In this seminar, Prof Jia Qingguo discussed China’s view of China-US relations and its implications for China’s policy orientation and Indo-Pacific security.


Friday, 10 January 2020 – Prof Jia Qingguo, Peking University, gave his take on the Chinese Perceptions of US-China Relations and Indo-Pacific Security. On US-China relations, he was of the view that it was in a bad shape and that it was likely to get worse before it could get better. The factors for such a view included the United States perceived “unreasonable demands” of China on trade, the United States increased freedom of navigation operations in the South China Sea, the United States tightening of restrictions on Chinese visiting the United States, and US efforts to “demonise” China. The two countries also had differences on issues China considered as core to its interests like Hong Kong, Taiwan and Xinjiang.

Prof Jia Qingguo (right), shared his thoughts on China’s view of China-US relations and its implications for China’s policy orientation and Indo-Pacific security. Mr Lye Liang Fook moderated the session. (Credit: ISEAS – Yusof Ishak Institute)

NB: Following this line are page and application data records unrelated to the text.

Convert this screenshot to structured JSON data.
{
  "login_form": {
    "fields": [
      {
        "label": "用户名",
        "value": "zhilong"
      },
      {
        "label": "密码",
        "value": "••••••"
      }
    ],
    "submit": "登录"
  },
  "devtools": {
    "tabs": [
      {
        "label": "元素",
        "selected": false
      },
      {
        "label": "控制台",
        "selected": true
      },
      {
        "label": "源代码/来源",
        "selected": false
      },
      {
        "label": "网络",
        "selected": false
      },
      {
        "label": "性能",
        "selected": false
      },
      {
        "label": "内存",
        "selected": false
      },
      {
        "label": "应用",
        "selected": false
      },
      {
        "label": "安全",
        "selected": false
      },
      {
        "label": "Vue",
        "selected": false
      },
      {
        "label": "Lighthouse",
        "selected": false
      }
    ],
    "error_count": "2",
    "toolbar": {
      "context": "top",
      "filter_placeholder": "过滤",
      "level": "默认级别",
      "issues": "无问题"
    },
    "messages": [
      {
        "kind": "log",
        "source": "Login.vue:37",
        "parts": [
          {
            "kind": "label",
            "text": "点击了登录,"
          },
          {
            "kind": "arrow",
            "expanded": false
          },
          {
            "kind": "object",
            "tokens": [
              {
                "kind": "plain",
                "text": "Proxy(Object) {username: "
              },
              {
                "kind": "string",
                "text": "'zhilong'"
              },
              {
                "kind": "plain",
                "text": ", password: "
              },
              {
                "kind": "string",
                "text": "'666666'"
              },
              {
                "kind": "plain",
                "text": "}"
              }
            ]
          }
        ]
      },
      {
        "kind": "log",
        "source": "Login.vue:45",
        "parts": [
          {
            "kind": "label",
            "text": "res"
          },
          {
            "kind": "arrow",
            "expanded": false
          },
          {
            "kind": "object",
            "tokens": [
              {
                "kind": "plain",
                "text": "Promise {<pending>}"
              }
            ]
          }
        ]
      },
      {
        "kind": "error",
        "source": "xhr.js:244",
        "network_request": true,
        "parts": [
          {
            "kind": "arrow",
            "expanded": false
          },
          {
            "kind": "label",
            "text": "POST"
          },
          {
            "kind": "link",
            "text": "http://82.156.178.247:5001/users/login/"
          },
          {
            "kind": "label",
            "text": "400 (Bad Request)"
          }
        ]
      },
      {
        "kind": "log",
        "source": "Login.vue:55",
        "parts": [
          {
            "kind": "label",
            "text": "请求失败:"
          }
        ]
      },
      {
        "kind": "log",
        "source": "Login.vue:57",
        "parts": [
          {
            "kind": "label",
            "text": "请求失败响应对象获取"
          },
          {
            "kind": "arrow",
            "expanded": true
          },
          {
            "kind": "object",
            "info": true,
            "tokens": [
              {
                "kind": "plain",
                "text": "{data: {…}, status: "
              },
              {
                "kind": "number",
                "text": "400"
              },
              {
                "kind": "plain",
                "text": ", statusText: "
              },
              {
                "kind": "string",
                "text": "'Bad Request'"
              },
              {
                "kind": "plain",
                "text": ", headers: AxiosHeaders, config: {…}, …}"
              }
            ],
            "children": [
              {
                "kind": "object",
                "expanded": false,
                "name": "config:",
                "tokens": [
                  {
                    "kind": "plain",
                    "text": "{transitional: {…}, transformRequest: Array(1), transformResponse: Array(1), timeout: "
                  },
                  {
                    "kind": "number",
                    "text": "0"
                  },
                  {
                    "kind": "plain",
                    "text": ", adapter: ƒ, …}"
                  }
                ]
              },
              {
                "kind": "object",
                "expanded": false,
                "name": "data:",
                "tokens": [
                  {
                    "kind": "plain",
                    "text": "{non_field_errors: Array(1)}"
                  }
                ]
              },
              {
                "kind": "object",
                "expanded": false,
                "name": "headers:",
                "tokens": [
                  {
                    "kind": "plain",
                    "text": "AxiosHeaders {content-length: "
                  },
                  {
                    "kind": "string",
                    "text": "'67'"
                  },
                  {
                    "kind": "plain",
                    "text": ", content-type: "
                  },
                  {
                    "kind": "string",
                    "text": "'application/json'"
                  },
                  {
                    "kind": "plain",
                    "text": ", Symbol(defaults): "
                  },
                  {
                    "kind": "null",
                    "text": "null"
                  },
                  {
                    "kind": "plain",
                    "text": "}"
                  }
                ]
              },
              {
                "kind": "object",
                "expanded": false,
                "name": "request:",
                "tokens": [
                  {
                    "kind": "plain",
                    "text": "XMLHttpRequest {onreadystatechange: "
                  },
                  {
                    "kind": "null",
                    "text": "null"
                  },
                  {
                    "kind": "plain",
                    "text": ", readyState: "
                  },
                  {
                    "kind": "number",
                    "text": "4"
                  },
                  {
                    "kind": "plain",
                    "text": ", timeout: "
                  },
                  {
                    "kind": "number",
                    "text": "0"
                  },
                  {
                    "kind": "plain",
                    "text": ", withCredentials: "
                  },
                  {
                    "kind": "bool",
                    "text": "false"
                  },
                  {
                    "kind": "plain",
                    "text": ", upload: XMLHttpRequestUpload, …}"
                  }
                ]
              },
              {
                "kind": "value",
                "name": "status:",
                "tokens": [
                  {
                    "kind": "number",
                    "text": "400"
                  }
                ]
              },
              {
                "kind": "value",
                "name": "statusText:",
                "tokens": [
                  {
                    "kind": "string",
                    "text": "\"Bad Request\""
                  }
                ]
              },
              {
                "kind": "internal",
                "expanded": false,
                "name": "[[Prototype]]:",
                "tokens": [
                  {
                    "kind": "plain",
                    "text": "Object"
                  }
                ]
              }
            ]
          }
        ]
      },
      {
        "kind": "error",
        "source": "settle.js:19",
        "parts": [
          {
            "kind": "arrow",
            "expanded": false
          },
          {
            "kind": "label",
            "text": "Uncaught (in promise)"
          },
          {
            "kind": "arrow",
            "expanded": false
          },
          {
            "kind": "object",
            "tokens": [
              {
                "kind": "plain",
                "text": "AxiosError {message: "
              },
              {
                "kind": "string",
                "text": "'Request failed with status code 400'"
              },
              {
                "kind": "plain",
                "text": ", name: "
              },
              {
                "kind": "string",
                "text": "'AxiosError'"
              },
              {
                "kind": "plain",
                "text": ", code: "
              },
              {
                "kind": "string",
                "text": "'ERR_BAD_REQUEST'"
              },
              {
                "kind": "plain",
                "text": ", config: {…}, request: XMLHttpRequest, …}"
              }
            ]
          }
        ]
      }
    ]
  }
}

Arising from the heightened US-China competition, Prof Jia opined that China would take steps to promote its technological independence vis-à-vis the United States while at the same time reduce its financial reliance on the United States. China would also seek closer relations with countries like Japan, South Korea and Southeast Asia. China would further step up its military modernization to be better prepared in the event of a military conflict with the United States. The current rocky US-China relationship, in his view, did not bode well for security in the Indo-Pacific. He explained that the term “Indo-Pacific” was used more by countries like the United States and Japan while China preferred the use of the term “Asia-Pacific”.

On the implications for Southeast Asia, Prof Jia surmised that there would be some degree of economic decoupling although he was not sure how far this would go. There would also be increasing pressure from the United States on countries in the region to take sides which would complicate regional cooperation. He suggested that countries in the region could play a role as voices of moderation to urge the United States and China to resolve their differences through negotiations and not confrontation.

During the Q and A session, Prof Jia fielded a range of questions including China’s role in pursuing a denuclearized Korean Peninsula, China’s actions in the South China Sea and its activities in the EEZ of Indonesia’s Natuna Islands, the perception that China tended to act tough on countries that it perceived as weak while it was soft on countries that it regarded as tough. Prof Jia’s seminar drew a crowd of over 100 participants.

The seminar was well-attended. (Credit: ISEAS – Yusof Ishak Institute)